--- WHAT THE TASK ASKS ---
The response must contain every line below in which "circle" appears.

[Website and app data records]
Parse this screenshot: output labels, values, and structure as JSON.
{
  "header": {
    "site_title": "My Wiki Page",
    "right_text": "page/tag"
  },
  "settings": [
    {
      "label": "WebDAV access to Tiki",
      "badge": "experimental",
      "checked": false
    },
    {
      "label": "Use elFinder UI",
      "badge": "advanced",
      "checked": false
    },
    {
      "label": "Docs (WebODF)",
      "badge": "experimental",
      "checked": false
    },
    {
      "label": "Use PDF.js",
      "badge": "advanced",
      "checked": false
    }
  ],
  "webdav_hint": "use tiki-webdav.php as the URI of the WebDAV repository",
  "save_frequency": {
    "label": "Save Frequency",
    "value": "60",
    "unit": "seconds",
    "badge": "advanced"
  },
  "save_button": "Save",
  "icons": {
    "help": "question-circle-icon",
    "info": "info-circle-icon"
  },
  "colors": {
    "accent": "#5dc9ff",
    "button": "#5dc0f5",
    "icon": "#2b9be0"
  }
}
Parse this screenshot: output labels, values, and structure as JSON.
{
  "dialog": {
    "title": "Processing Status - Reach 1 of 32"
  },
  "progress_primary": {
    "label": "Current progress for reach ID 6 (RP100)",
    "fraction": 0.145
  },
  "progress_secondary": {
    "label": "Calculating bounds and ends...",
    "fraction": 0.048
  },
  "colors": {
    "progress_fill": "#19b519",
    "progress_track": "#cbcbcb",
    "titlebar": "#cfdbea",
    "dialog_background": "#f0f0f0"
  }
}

--- FINISHED EXERCISE ---
    "help": "question-circle-icon",
    "info": "info-circle-icon"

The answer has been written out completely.